The Mission Pro offers horizontal and vertical snowboard carrying options (or a diagonal ski carry). A padded waist belt keeps the load comfortable on the hike up. The pack has enough interior cargo space for snow tools, extra layers, and a hydration system. Dakine’s Impact Spine Protector fits into the pack (sold separately), which is constructed of a soft, flexible foam that absorbs shock by hardening on impact. www.dakine.com
Hydro Flask 32-ounce Wide Mouth Bottle, $40
Hydro Flask offers a durable water bottle made with professional-grade stainless steel. The wider opening makes it easy to fill and to sip from. Thanks to its double-wall insulation, drinks will stay warm for 12 hours or ice cold for 24 hours.
The North Face Respirator, $130
The TNF Respirator ¾ Zip is a hyper-breathable mid-layer designed specifically for backcountry ascents. The shirt is made of a grid fleece fabric engineered to wick moisture. The two-thirds-length zipper allows for quick ventilation. And its stretchy hood is designed to fit under a helmet.
Chaos Paramount Focus beanie, $23
The Paramount reversible beanie is made with a new Primaloft Silver Performance Yarn. This new fabric fuses lightweight water-repellent Primaloft fibers with ultrafine gauge merino wool a quick-drying hat that the company says is as soft as cashmere.
Sweet Protection Igniter MIPS Helmet, $239
Adjustable vents at the front of the Igniter helmet and 16 vents at the top will help keep you from overheating on the boot-pack up. This lightweight helmet has Sweet’s “Impact Shield” technology, designed to absorb impact in vulnerable spots. MIPS technology helps reduce the rotational forces that often occur in an impact on the slopes. The earpads are also removable to make the helmet more breathable.

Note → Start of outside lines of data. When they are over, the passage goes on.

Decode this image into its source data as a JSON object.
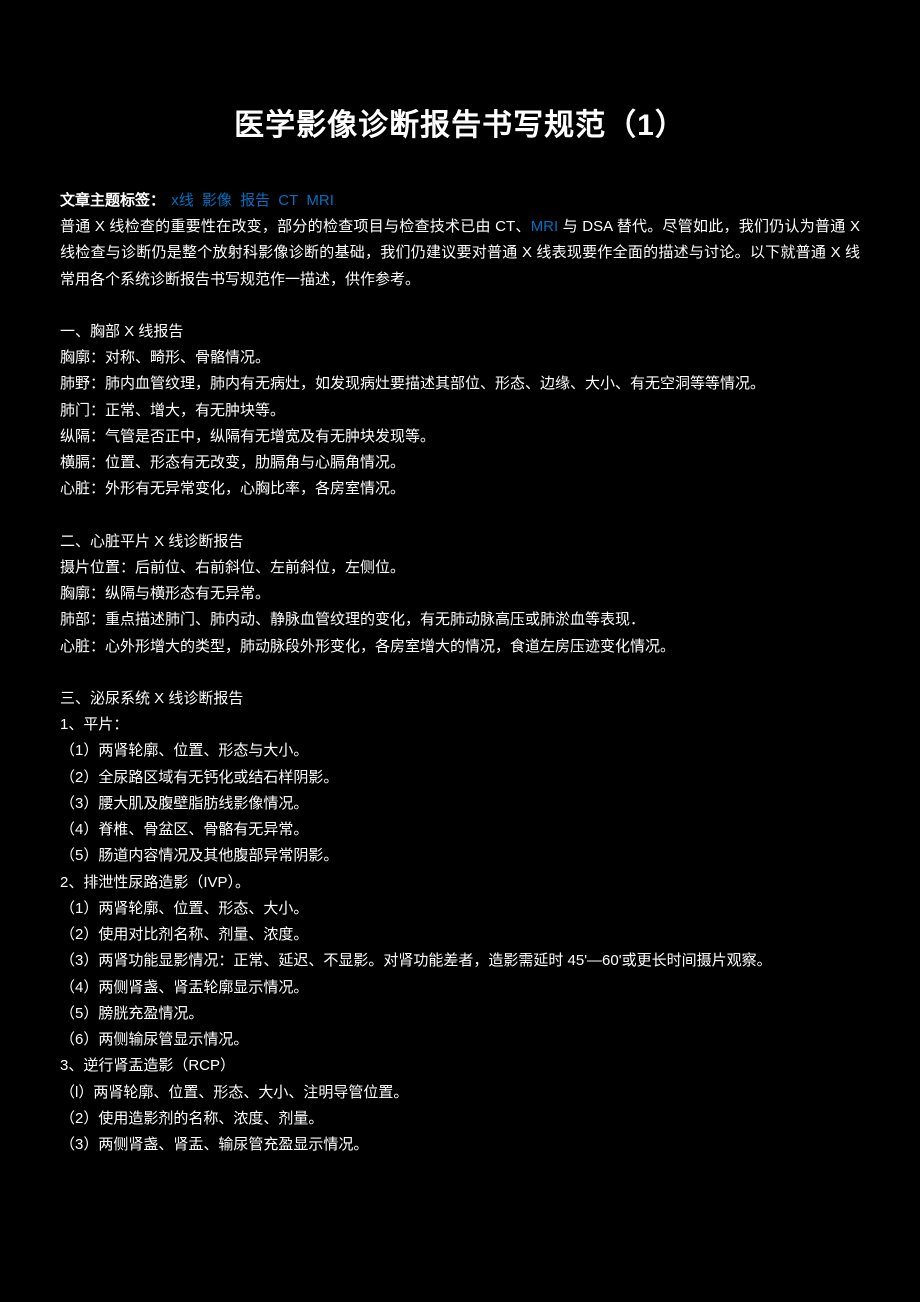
{
  "title": "医学影像诊断报告书写规范（1）",
  "tags": {
    "label": "文章主题标签：",
    "items": [
      "x线",
      "影像",
      "报告",
      "CT",
      "MRI"
    ]
  },
  "intro": {
    "seg1": "普通 X 线检查的重要性在改变，部分的检查项目与检查技术已由 CT、",
    "link1": "MRI",
    "seg2": " 与 DSA 替代。尽管如此，我们仍认为普通 X 线检查与诊断仍是整个放射科影像诊断的基础，我们仍建议要对普通 X 线表现要作全面的描述与讨论。以下就普通 X 线常用各个系统诊断报告书写规范作一描述，供作参考。"
  },
  "sections": [
    {
      "heading": "一、胸部 X 线报告",
      "lines": [
        "胸廓：对称、畸形、骨骼情况。",
        "肺野：肺内血管纹理，肺内有无病灶，如发现病灶要描述其部位、形态、边缘、大小、有无空洞等等情况。",
        "肺门：正常、增大，有无肿块等。",
        "纵隔：气管是否正中，纵隔有无增宽及有无肿块发现等。",
        "横膈：位置、形态有无改变，肋膈角与心膈角情况。",
        "心脏：外形有无异常变化，心胸比率，各房室情况。"
      ]
    },
    {
      "heading": "二、心脏平片 X 线诊断报告",
      "lines": [
        "摄片位置：后前位、右前斜位、左前斜位，左侧位。",
        "胸廓：纵隔与横形态有无异常。",
        "肺部：重点描述肺门、肺内动、静脉血管纹理的变化，有无肺动脉高压或肺淤血等表现．",
        "心脏：心外形增大的类型，肺动脉段外形变化，各房室增大的情况，食道左房压迹变化情况。"
      ]
    },
    {
      "heading": "三、泌尿系统 X 线诊断报告",
      "lines": [
        "1、平片：",
        "（1）两肾轮廓、位置、形态与大小。",
        "（2）全尿路区域有无钙化或结石样阴影。",
        "（3）腰大肌及腹壁脂肪线影像情况。",
        "（4）脊椎、骨盆区、骨骼有无异常。",
        "（5）肠道内容情况及其他腹部异常阴影。",
        "2、排泄性尿路造影（IVP）。",
        "（1）两肾轮廓、位置、形态、大小。",
        "（2）使用对比剂名称、剂量、浓度。",
        "（3）两肾功能显影情况：正常、延迟、不显影。对肾功能差者，造影需延时 45'—60'或更长时间摄片观察。",
        "（4）两侧肾盏、肾盂轮廓显示情况。",
        "（5）膀胱充盈情况。",
        "（6）两侧输尿管显示情况。",
        "3、逆行肾盂造影（RCP）",
        "（l）两肾轮廓、位置、形态、大小、注明导管位置。",
        "（2）使用造影剂的名称、浓度、剂量。",
        "（3）两侧肾盏、肾盂、输尿管充盈显示情况。"
      ]
    }
  ]
}
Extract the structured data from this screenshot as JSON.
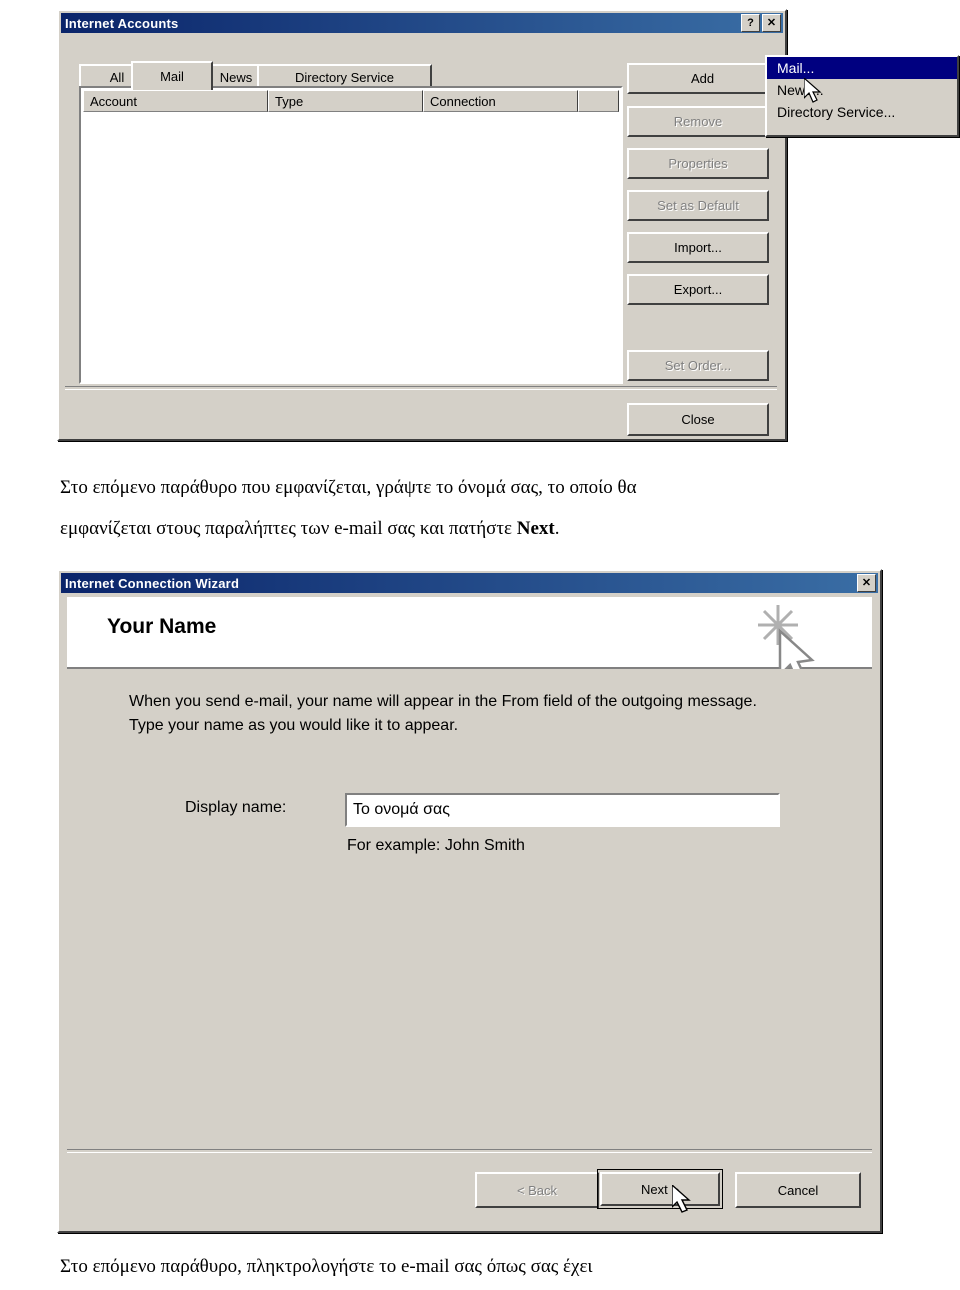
{
  "dialog1": {
    "title": "Internet Accounts",
    "title_buttons": [
      {
        "name": "help",
        "glyph": "?"
      },
      {
        "name": "close",
        "glyph": "✕"
      }
    ],
    "tabs": [
      {
        "label": "All",
        "active": false
      },
      {
        "label": "Mail",
        "active": true
      },
      {
        "label": "News",
        "active": false
      },
      {
        "label": "Directory Service",
        "active": false
      }
    ],
    "columns": [
      "Account",
      "Type",
      "Connection"
    ],
    "rows": [],
    "buttons": [
      {
        "label": "Add",
        "enabled": true,
        "arrow": true
      },
      {
        "label": "Remove",
        "enabled": false
      },
      {
        "label": "Properties",
        "enabled": false
      },
      {
        "label": "Set as Default",
        "enabled": false
      },
      {
        "label": "Import...",
        "enabled": true
      },
      {
        "label": "Export...",
        "enabled": true
      },
      {
        "label": "Set Order...",
        "enabled": false
      },
      {
        "label": "Close",
        "enabled": true
      }
    ],
    "add_menu": [
      {
        "label": "Mail...",
        "selected": true
      },
      {
        "label": "News...",
        "selected": false
      },
      {
        "label": "Directory Service...",
        "selected": false
      }
    ]
  },
  "paragraph1": {
    "line1": "Στο επόμενο παράθυρο που εμφανίζεται, γράψτε το όνομά σας, το οποίο θα",
    "line2_a": "εμφανίζεται στους παραλήπτες των e-mail σας και πατήστε ",
    "line2_b": "Next",
    "line2_c": "."
  },
  "dialog2": {
    "title": "Internet Connection Wizard",
    "close_glyph": "✕",
    "heading": "Your Name",
    "desc_line1": "When you send e-mail, your name will appear in the From field of the outgoing message.",
    "desc_line2": "Type your name as you would like it to appear.",
    "field_label": "Display name:",
    "field_value": "Το ονομά σας",
    "example": "For example: John Smith",
    "buttons": [
      {
        "label": "< Back",
        "enabled": false,
        "default": false
      },
      {
        "label": "Next >",
        "enabled": true,
        "default": true
      },
      {
        "label": "Cancel",
        "enabled": true,
        "default": false
      }
    ]
  },
  "paragraph2": {
    "text": "Στο    επόμενο    παράθυρο,    πληκτρολογήστε    το    e-mail    σας    όπως    σας    έχει"
  }
}
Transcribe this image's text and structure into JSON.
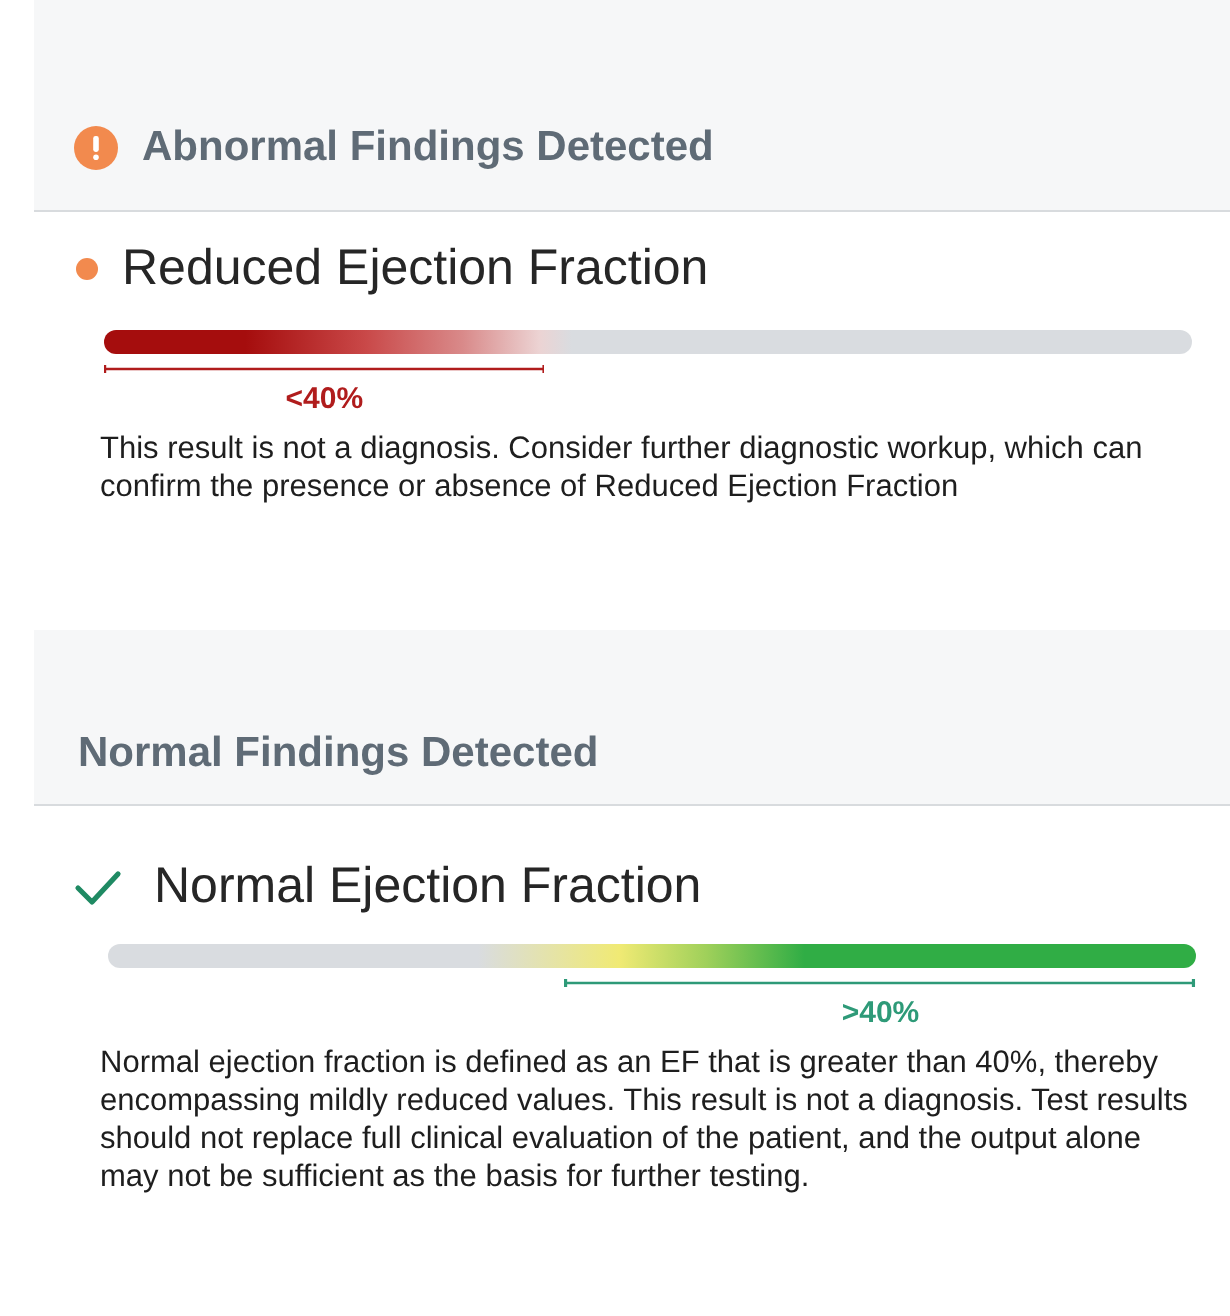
{
  "sections": [
    {
      "kind": "abnormal",
      "title": "Abnormal Findings Detected",
      "finding": {
        "kind": "reduced",
        "title": "Reduced Ejection Fraction",
        "range_label": "<40%",
        "description": "This result is not a diagnosis. Consider further diagnostic workup, which can confirm the presence or absence of Reduced Ejection Fraction"
      }
    },
    {
      "kind": "normal",
      "title": "Normal Findings Detected",
      "finding": {
        "kind": "normal",
        "title": "Normal Ejection Fraction",
        "range_label": ">40%",
        "description": "Normal ejection fraction is defined as an EF that is greater than 40%, thereby encompassing mildly reduced values. This result is not a diagnosis. Test results should not replace full clinical evaluation of the patient, and the output alone may not be sufficient as the basis for further testing."
      }
    }
  ]
}
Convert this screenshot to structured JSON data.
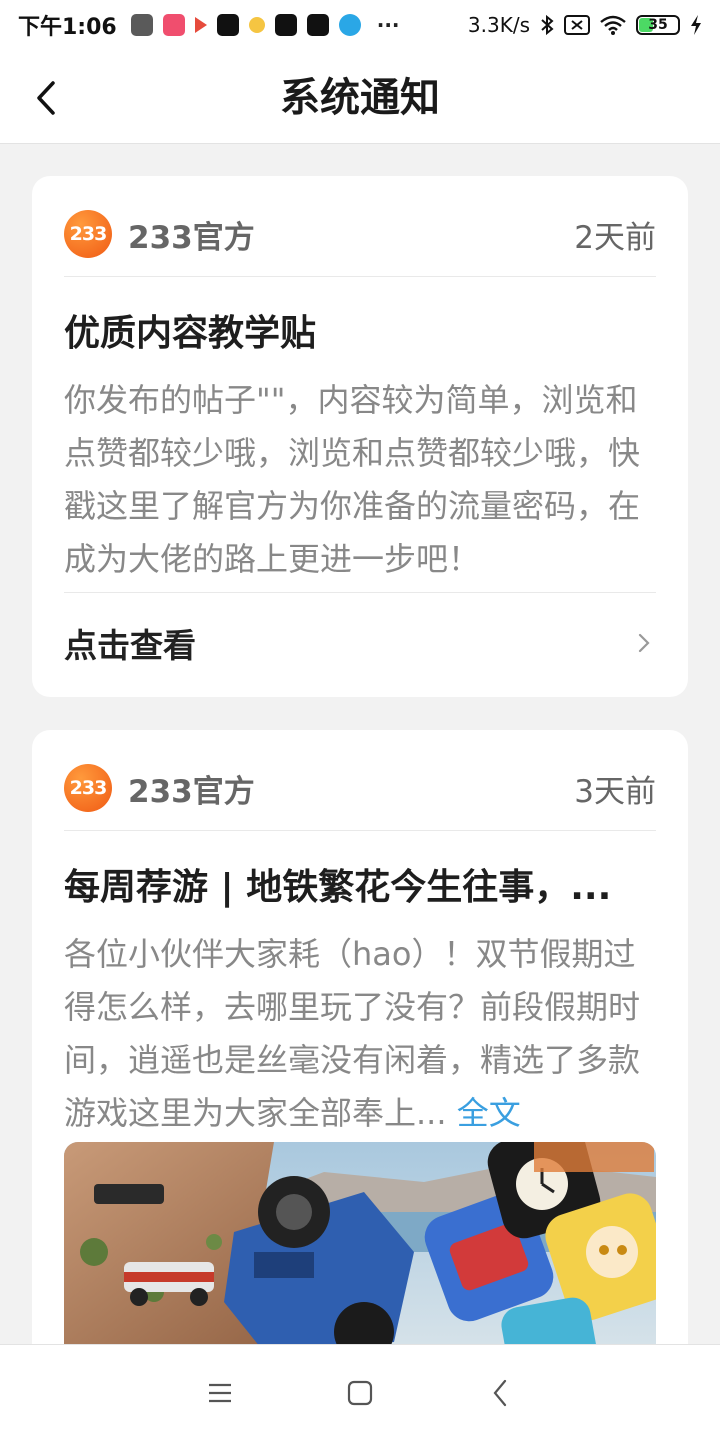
{
  "status_bar": {
    "time": "下午1:06",
    "network_speed": "3.3K/s",
    "battery_level": "35",
    "battery_percent": 35,
    "more": "···",
    "app_icons": [
      "mi-app-icon",
      "weibo-app-icon",
      "play-app-icon",
      "tiktok-app-icon",
      "moon-app-icon",
      "tiktok-app-icon",
      "tiktok-app-icon",
      "blue-app-icon"
    ],
    "icons": [
      "bluetooth-icon",
      "sim-off-icon",
      "wifi-icon",
      "battery-icon",
      "charging-icon"
    ]
  },
  "header": {
    "title": "系统通知",
    "back_icon": "chevron-left-icon"
  },
  "notifications": [
    {
      "logo_text": "233",
      "sender": "233官方",
      "time": "2天前",
      "title": "优质内容教学贴",
      "body": "你发布的帖子\"\"，内容较为简单，浏览和点赞都较少哦，浏览和点赞都较少哦，快戳这里了解官方为你准备的流量密码，在成为大佬的路上更进一步吧！",
      "action_label": "点击查看",
      "action_icon": "chevron-right-icon"
    },
    {
      "logo_text": "233",
      "sender": "233官方",
      "time": "3天前",
      "title": "每周荐游 | 地铁繁花今生往事，...",
      "body": "各位小伙伴大家耗（hao）！双节假期过得怎么样，去哪里玩了没有？前段假期时间，逍遥也是丝毫没有闲着，精选了多款游戏这里为大家全部奉上...",
      "fulltext_label": "全文",
      "banner_image": "game-collage-image"
    }
  ],
  "nav_bar": {
    "icons": [
      "menu-icon",
      "home-icon",
      "back-icon"
    ]
  },
  "colors": {
    "accent_link": "#3a9fe0",
    "brand_orange": "#f05a14",
    "background": "#f2f2f2"
  }
}
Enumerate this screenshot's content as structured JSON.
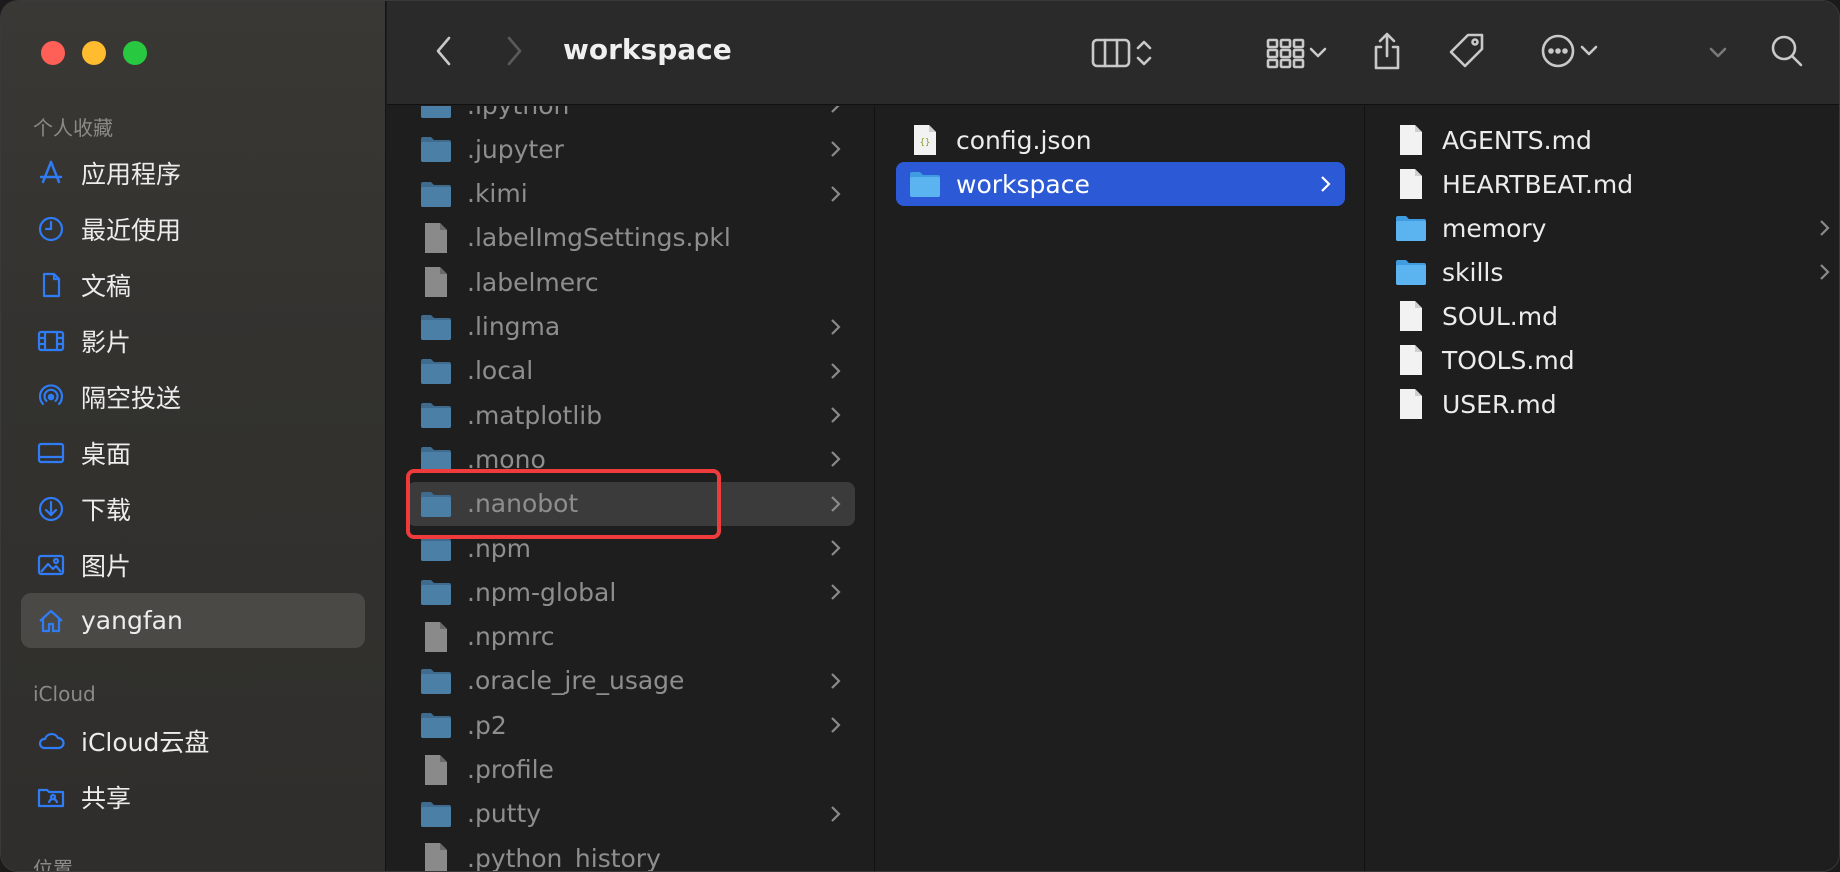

Shred Slam-Cap No-Shock Helmet, $200
From Shred, the brainchild of Ted Ligety, the Slam-Cap No-Shock features a 3-position vent switch to adjust airflow. Open up the vents for the hike up, close them for the descent. The Slam-Cap has a low profile, lightweight construction. Its safety package is twofold: To dissipate oblique impacts to the head, Shred has its own rotational energy management technology that mimics, via a series of floating contact points between the helmet’s liner and padding, the natural cushioning of the fluid between your skull and your grey matter. The helmet also has Slytech’s NoShock tech, a honeycomb foam designed to mitigate direct impacts.
Head KORE 93, $750.00
On the hike up, you want a ski that is lightweight, but on the descent, it’s stability and flotation in powder that become a priority. The Head Kore 93 splits the difference. Head fuses Graphene at the tip and tail, adds a shock-absorbing honeycomb material called “Koroyd,” and replaces the ski’s traditional topsheet with a polyester fleece (it’s called Topless Tech) to create one of the lightest-weight skis in its category. A layer of carbon woven into the wood core enhances stability and edge trip.
Helen Olsson is the author of The Down & Dirty Guide to Camping with Kids. She blogs about outdoor adventures with kids at maddogmom.com